    Definition of “employer.” The California Supreme Court has ruled that, in lawsuits to recover unpaid minimum wages or overtime, courts must apply the definition of “employer” as found in the wage orders issued by the state’s Industrial Work Commission (IWC) (Martinez v. Combs, 49 Cal. 4th 35 (Cal. 2010)).

    The IWC has three alternative definitions of what actions constitute being an employer:

    • Exercising control over the wages, hours, or working conditions, or
    • Suffering or permitting an individual to work, or
    • Engaging an individual, thereby creating a common law employment relationship.

    This decision expands the definition of employer and may subject employers with independent contractors, or employers in joint employment relationships, to minimum wage and overtime liability.

    Pieceworkers. A California Court of Appeal has held that auto mechanics who were paid on a piece-rate basis for repairing cars were also entitled to receive minimum wage for time in between repairs spent waiting for customers, cleaning their areas, going to meetings, and other nonrepair time, even though the employer made sure that the employees earned at least minimum wage for every hour worked ( Gonzales v. Downtown LA Motors, LP, Cal. App. No. B235292 (2013)).

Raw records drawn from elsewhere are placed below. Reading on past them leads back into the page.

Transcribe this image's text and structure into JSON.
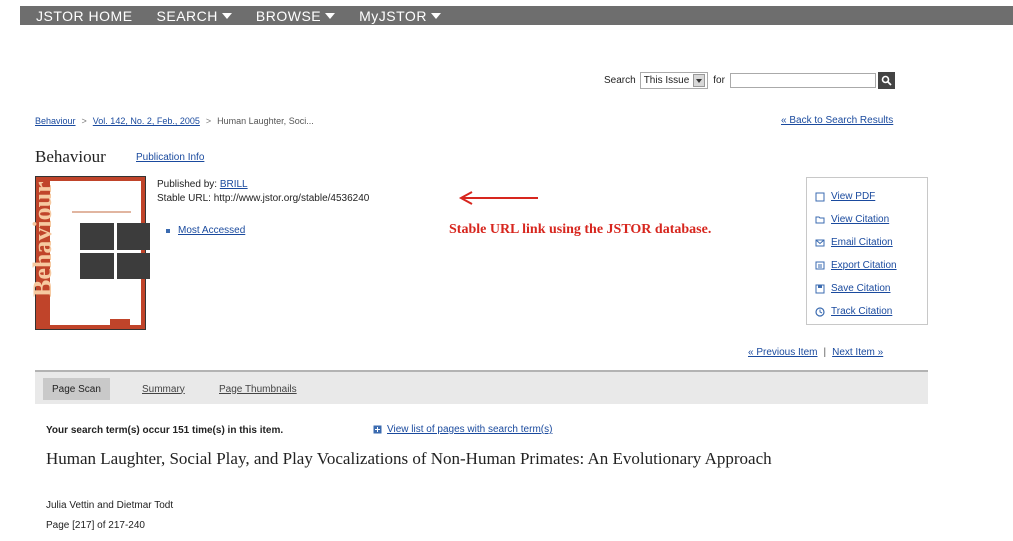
{
  "nav": {
    "home": "JSTOR HOME",
    "search": "SEARCH",
    "browse": "BROWSE",
    "myjstor": "MyJSTOR"
  },
  "search": {
    "label": "Search",
    "scope": "This Issue",
    "for_label": "for",
    "value": ""
  },
  "breadcrumb": {
    "journal": "Behaviour",
    "issue": "Vol. 142, No. 2, Feb., 2005",
    "article": "Human Laughter, Soci..."
  },
  "back_link": "« Back to Search Results",
  "journal": {
    "title": "Behaviour",
    "pub_info": "Publication Info",
    "cover_text": "Behaviour"
  },
  "meta": {
    "published_by_label": "Published by:",
    "publisher": "BRILL",
    "stable_url_label": "Stable URL:",
    "stable_url": "http://www.jstor.org/stable/4536240",
    "most_accessed": "Most Accessed"
  },
  "annotation": {
    "text": "Stable URL link using the JSTOR database.",
    "color": "#d7261e"
  },
  "tools": [
    {
      "label": "View PDF",
      "icon": "pdf-icon"
    },
    {
      "label": "View Citation",
      "icon": "folder-icon"
    },
    {
      "label": "Email Citation",
      "icon": "email-icon"
    },
    {
      "label": "Export Citation",
      "icon": "export-icon"
    },
    {
      "label": "Save Citation",
      "icon": "save-icon"
    },
    {
      "label": "Track Citation",
      "icon": "clock-icon"
    }
  ],
  "prevnext": {
    "prev": "« Previous Item",
    "next": "Next Item »"
  },
  "tabs": [
    {
      "label": "Page Scan",
      "active": true
    },
    {
      "label": "Summary",
      "active": false
    },
    {
      "label": "Page Thumbnails",
      "active": false
    }
  ],
  "hits": {
    "text": "Your search term(s) occur 151 time(s) in this item.",
    "link": "View list of pages with search term(s)"
  },
  "article": {
    "title": "Human Laughter, Social Play, and Play Vocalizations of Non-Human Primates: An Evolutionary Approach",
    "authors": "Julia Vettin and Dietmar Todt",
    "pages": "Page [217] of 217-240"
  }
}
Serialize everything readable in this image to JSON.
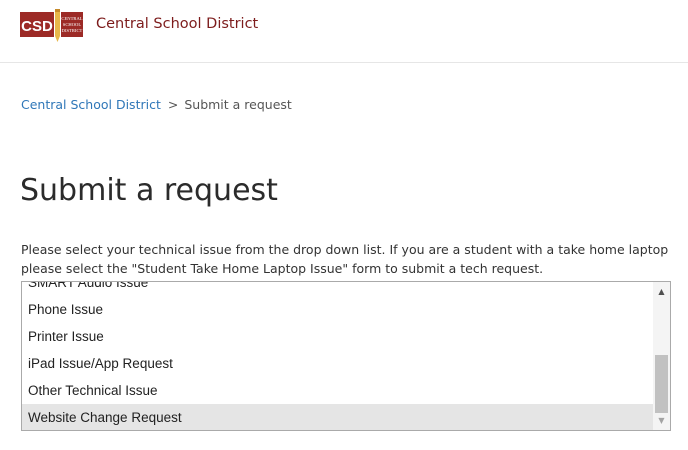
{
  "header": {
    "logo_text": "CSD",
    "logo_subtext": "CENTRAL SCHOOL DISTRICT",
    "brand_name": "Central School District",
    "colors": {
      "brand": "#7d1c1c",
      "logo_bg": "#9c2a26",
      "pencil": "#e8b84a"
    }
  },
  "breadcrumb": {
    "home_label": "Central School District",
    "separator": ">",
    "current_label": "Submit a request",
    "link_color": "#2f77b8"
  },
  "page": {
    "title": "Submit a request",
    "instructions": "Please select your technical issue from the drop down list. If you are a student with a take home laptop please select the \"Student Take Home Laptop Issue\" form to submit a tech request."
  },
  "request_type_list": {
    "options": [
      "SMART Audio Issue",
      "Phone Issue",
      "Printer Issue",
      "iPad Issue/App Request",
      "Other Technical Issue",
      "Website Change Request"
    ],
    "selected": "Website Change Request",
    "scroll_up_icon": "triangle-up-icon",
    "scroll_down_icon": "triangle-down-icon"
  }
}
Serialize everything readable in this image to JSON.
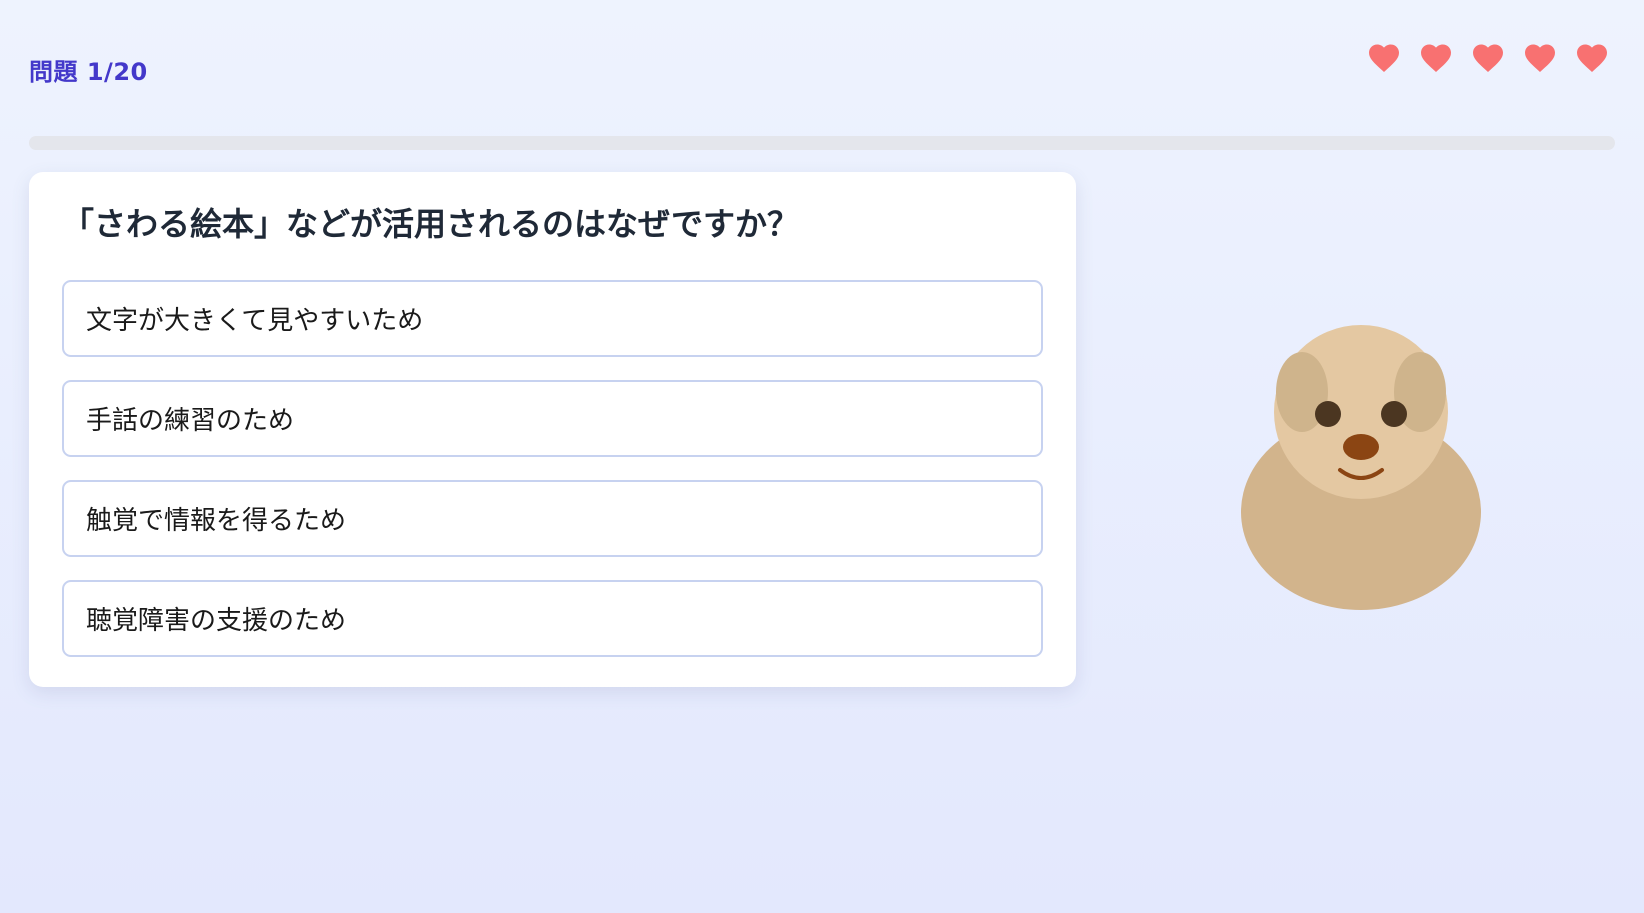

    Several occupations are exempt from the state minimum wage requirements (CA Labor Code Sec. 1182.12):

    • Outside salespersons
    • Individuals participating in a national service program receiving assistance through federal community service grants
    • Close relatives of the employer

    Also exempt are persons employed in administrative, executive, or professional capacities.  An employee classified as exempt must be paid a fixed salary that is no less than two times the state minimum wage ($62,400 in 2022) and must spend more than 50% of their time carrying out exempt-level duties.

    Scheduled Increases

    California law increases the minimum wage over time consistent with economic expansion, while providing safety valves to pause wage increases if negative economic or budgetary conditions emerge.  This year marks the end of a five-year scheduled increase in the minimum wage (a 50% increase from $10 to $15).

    Remaining Schedule for California Minimum Wage Rate


    Date Minimum Wage for Employers with 26 or More Employees Minimum Wage for Employers with 25 or Fewer Employees
    January 1, 2022 $15.00/hour $14.00/hour
    January 1, 2023 $15.00/hour $15.00/hour

    State law requires that most California workers be paid the minimum wage. Some cities and counties have a local minimum wage that is higher than the state rate.

    Employers are required to post information on wages, hours and working conditions at a worksite area accessible to employees. Notices for the wage orders in English and Spanish can be downloaded and printed from the workplace postings page on the DIR website.

    Employers must ensure that the wage rate is displayed on the employee’s pay stub, and that employees are paid at least the minimum wage even when employees are paid at piece rate.